**Supplied material**
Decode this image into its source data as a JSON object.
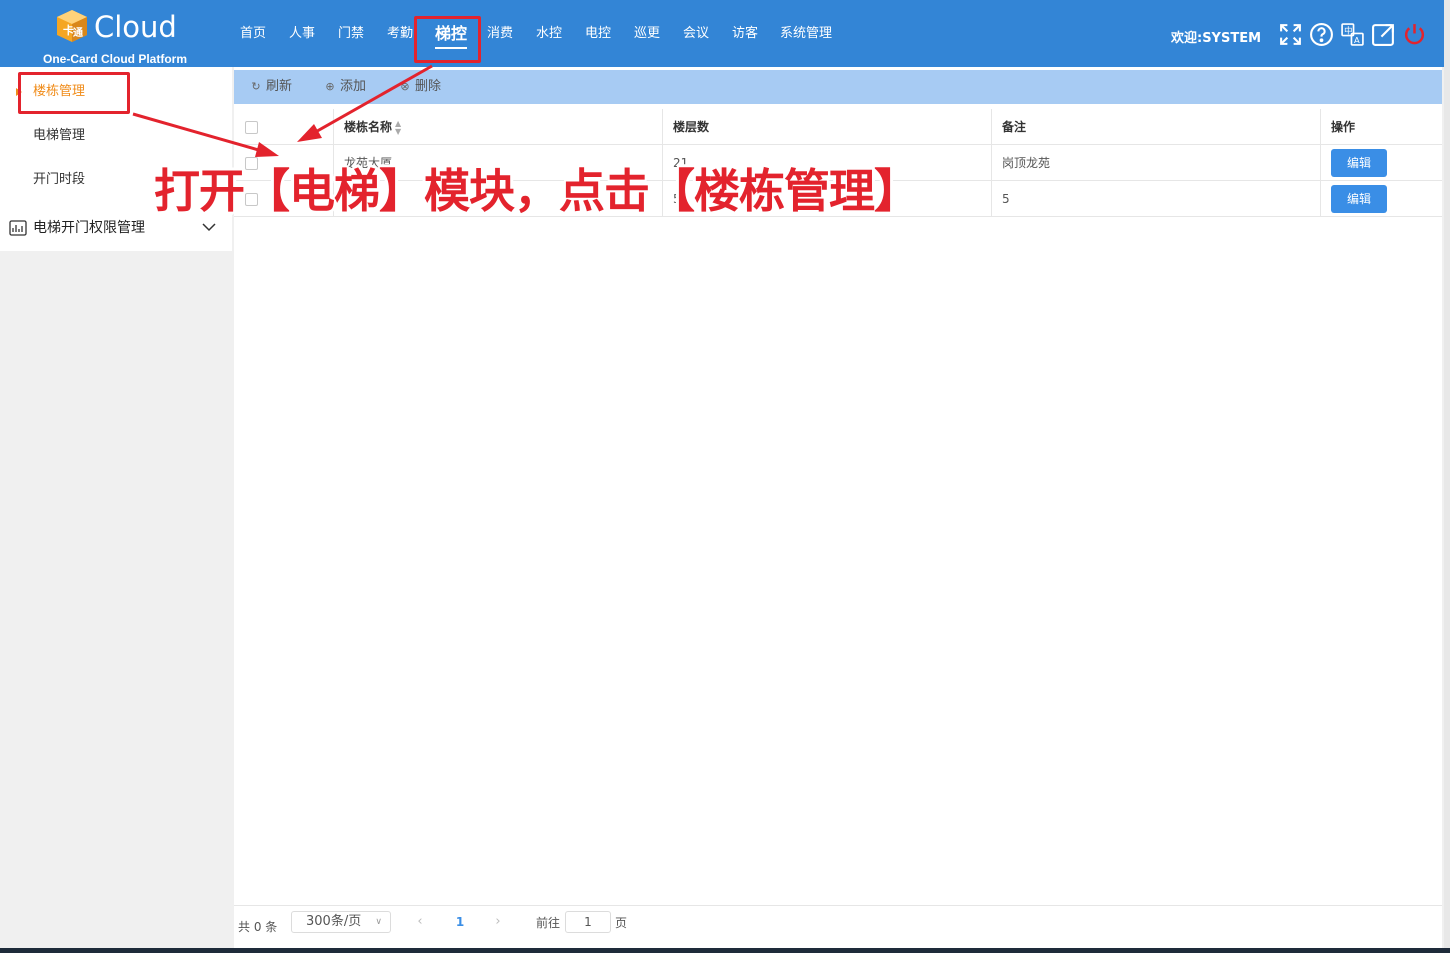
{
  "header": {
    "logo_text": "Cloud",
    "logo_subtitle": "One-Card Cloud Platform",
    "nav": [
      "首页",
      "人事",
      "门禁",
      "考勤",
      "梯控",
      "消费",
      "水控",
      "电控",
      "巡更",
      "会议",
      "访客",
      "系统管理"
    ],
    "active_nav": "梯控",
    "welcome": "欢迎:SYSTEM",
    "icons": [
      "fullscreen-icon",
      "help-icon",
      "translate-icon",
      "external-link-icon",
      "power-icon"
    ],
    "colors": {
      "bar": "#3385d6",
      "text": "#ffffff"
    }
  },
  "sidebar": {
    "items": [
      {
        "label": "楼栋管理",
        "active": true
      },
      {
        "label": "电梯管理",
        "active": false
      },
      {
        "label": "开门时段",
        "active": false
      }
    ],
    "group": {
      "label": "电梯开门权限管理",
      "icon": "chart-icon",
      "expanded": false
    },
    "active_color": "#f08c1a"
  },
  "toolbar": {
    "refresh": "刷新",
    "add": "添加",
    "delete": "删除"
  },
  "table": {
    "columns": [
      "楼栋名称",
      "楼层数",
      "备注",
      "操作"
    ],
    "rows": [
      {
        "name": "龙苑大厦",
        "floors": "21",
        "remark": "岗顶龙苑",
        "action": "编辑"
      },
      {
        "name": "",
        "floors": "5",
        "remark": "5",
        "action": "编辑"
      }
    ]
  },
  "pagination": {
    "total": "共 0 条",
    "page_size": "300条/页",
    "current_page": "1",
    "goto_label": "前往",
    "goto_value": "1",
    "page_suffix": "页"
  },
  "annotation": {
    "text": "打开【电梯】模块，点击【楼栋管理】",
    "color": "#e3232d"
  }
}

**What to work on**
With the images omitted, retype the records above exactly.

**Written solution**
Decode this image into its source data as a JSON object.
{
  "header": {
    "logo_text": "Cloud",
    "logo_subtitle": "One-Card Cloud Platform",
    "nav": [
      "首页",
      "人事",
      "门禁",
      "考勤",
      "梯控",
      "消费",
      "水控",
      "电控",
      "巡更",
      "会议",
      "访客",
      "系统管理"
    ],
    "active_nav": "梯控",
    "welcome": "欢迎:SYSTEM",
    "icons": [
      "fullscreen-icon",
      "help-icon",
      "translate-icon",
      "external-link-icon",
      "power-icon"
    ],
    "colors": {
      "bar": "#3385d6",
      "text": "#ffffff"
    }
  },
  "sidebar": {
    "items": [
      {
        "label": "楼栋管理",
        "active": true
      },
      {
        "label": "电梯管理",
        "active": false
      },
      {
        "label": "开门时段",
        "active": false
      }
    ],
    "group": {
      "label": "电梯开门权限管理",
      "icon": "chart-icon",
      "expanded": false
    },
    "active_color": "#f08c1a"
  },
  "toolbar": {
    "refresh": "刷新",
    "add": "添加",
    "delete": "删除"
  },
  "table": {
    "columns": [
      "楼栋名称",
      "楼层数",
      "备注",
      "操作"
    ],
    "rows": [
      {
        "name": "龙苑大厦",
        "floors": "21",
        "remark": "岗顶龙苑",
        "action": "编辑"
      },
      {
        "name": "",
        "floors": "5",
        "remark": "5",
        "action": "编辑"
      }
    ]
  },
  "pagination": {
    "total": "共 0 条",
    "page_size": "300条/页",
    "current_page": "1",
    "goto_label": "前往",
    "goto_value": "1",
    "page_suffix": "页"
  },
  "annotation": {
    "text": "打开【电梯】模块，点击【楼栋管理】",
    "color": "#e3232d"
  }
}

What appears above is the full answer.